A year ago, in November 2012, opponents of genetic modification in food and agriculture had reason to celebrate: a major scientific journal published an article claiming that genetically modified corn and the herbicide closely associated with it, glyphosate, caused tumors in

Unfortunate rat in Seralini experiment

Unfortunate rat in Seralini experiment

laboratory rats. Pictures of the unfortunate rats with enormous tumors flashed around the world. The principal author, veteran anti-GMO campaigner Gilles-Eric Seralini, was hailed as a hero by the anti-GMO crowd.

The flimsy structure of this particular exercise in rigged science has now come crashing down. The journal that published the study, Food and Chemical Toxicology, has retracted the article. The editors finally admitted what everyone else knew as soon as the study was published: it was bogus through and through.

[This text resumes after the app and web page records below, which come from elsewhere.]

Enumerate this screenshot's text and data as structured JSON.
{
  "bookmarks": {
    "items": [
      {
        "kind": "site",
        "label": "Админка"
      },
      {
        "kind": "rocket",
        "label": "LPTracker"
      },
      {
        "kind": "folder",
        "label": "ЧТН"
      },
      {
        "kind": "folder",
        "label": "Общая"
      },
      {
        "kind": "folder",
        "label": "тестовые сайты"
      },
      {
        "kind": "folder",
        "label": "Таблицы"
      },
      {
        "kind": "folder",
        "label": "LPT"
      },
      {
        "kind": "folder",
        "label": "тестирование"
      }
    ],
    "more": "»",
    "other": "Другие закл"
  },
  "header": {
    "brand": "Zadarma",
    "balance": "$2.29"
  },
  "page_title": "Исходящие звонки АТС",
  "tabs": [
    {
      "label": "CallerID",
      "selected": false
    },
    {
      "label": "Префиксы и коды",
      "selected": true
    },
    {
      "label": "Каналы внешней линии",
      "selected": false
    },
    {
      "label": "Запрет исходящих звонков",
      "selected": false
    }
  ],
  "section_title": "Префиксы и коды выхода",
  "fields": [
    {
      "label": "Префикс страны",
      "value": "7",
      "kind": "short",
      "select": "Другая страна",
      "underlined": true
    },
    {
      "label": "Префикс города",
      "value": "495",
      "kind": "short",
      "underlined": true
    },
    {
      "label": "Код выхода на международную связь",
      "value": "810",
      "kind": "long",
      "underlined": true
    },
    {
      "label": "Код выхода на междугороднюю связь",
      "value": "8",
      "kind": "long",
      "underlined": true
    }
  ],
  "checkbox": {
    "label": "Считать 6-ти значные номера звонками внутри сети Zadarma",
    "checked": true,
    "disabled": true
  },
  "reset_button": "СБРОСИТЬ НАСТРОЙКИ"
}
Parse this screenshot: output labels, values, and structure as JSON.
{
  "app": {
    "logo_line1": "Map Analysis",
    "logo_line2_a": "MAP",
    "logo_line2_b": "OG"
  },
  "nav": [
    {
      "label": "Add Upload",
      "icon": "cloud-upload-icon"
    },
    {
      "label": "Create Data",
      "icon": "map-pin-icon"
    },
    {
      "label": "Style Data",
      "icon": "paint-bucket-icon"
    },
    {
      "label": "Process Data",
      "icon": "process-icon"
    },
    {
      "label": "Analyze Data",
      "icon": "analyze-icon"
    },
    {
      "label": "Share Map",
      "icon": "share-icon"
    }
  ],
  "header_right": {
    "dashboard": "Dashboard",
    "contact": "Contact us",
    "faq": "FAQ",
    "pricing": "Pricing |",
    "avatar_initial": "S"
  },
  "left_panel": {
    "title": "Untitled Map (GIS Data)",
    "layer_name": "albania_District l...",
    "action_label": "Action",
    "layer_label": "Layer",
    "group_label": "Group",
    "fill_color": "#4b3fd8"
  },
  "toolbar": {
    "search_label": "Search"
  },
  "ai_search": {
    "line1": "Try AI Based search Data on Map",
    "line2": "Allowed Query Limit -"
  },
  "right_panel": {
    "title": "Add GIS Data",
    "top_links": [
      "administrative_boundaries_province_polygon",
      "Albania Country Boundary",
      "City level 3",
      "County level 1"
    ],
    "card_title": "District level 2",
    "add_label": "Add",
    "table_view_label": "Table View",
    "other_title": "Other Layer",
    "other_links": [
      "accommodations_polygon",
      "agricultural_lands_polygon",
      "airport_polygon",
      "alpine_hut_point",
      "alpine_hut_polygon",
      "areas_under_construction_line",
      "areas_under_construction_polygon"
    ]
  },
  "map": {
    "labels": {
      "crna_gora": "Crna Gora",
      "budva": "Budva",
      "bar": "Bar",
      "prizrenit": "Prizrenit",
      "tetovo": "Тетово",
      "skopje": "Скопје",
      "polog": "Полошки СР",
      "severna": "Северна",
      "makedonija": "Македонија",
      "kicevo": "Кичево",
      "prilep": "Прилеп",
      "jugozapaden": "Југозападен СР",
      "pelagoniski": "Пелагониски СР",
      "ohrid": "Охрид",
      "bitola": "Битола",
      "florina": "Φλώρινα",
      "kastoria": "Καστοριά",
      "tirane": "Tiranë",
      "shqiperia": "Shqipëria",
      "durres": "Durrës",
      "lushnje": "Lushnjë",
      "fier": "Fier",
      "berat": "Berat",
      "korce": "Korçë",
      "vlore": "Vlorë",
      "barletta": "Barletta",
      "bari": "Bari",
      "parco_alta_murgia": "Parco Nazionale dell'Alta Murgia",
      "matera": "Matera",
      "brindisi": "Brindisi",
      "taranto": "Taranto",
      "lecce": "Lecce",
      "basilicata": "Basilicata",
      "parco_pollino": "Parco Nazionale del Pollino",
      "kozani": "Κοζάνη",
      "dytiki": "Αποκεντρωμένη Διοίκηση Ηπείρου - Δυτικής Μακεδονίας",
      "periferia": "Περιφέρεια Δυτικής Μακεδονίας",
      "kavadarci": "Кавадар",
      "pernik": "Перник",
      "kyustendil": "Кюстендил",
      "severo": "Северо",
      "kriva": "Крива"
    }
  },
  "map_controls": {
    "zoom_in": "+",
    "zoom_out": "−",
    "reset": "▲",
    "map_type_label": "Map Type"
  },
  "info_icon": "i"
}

The editors could not bring themselves to state the case quite that plainly. Instead they said, “There is a legitimate cause for concern regarding both the number of animals in each study group and the particular strain selected.” The strain of rats, that is. Seralini was careful to select a type of rats that are known to develop mammary tumors at about two years of age (which is old for a lab rat). He fed the rats genetically modified corn and spiked their drinking water with glyphosate. Then he kept the experiment going until the rats developed the tumors you would expect anyway, and claimed that the tumors resulted from the corn and herbicide.

Seralini’s published data did not even begin to support his conclusions. The German scientific academy, in an earlier review of the study, found his data presentation “incomprehensible.” He resisted requests for the raw data – although authors are supposed to provide it upon request. Apparently he eventually acceded to a request for the raw data, and the FCT editors delicately concluded that “no definitive conclusions could be drawn” from the data.

The rigging was so transparent that many prominent scientists pointed it out immediately, and it is still a mystery why a relatively prestigious journal like FCT published the article to begin with. Scientists around the world erupted in condemnation of the article, and scientific academies across Europe denounced it. But it took the editors of FCT a year finally to own up to their mistake and retract the article. They did so in a news release.

Hopefully the retraction will remind both scientists and scientific journals that peer review is supposed to occur before an article is published, not as the result of an all-out scientific war after publication. FCT could have saved itself a serious blow to its prestige by taking peer review a bit more seriously.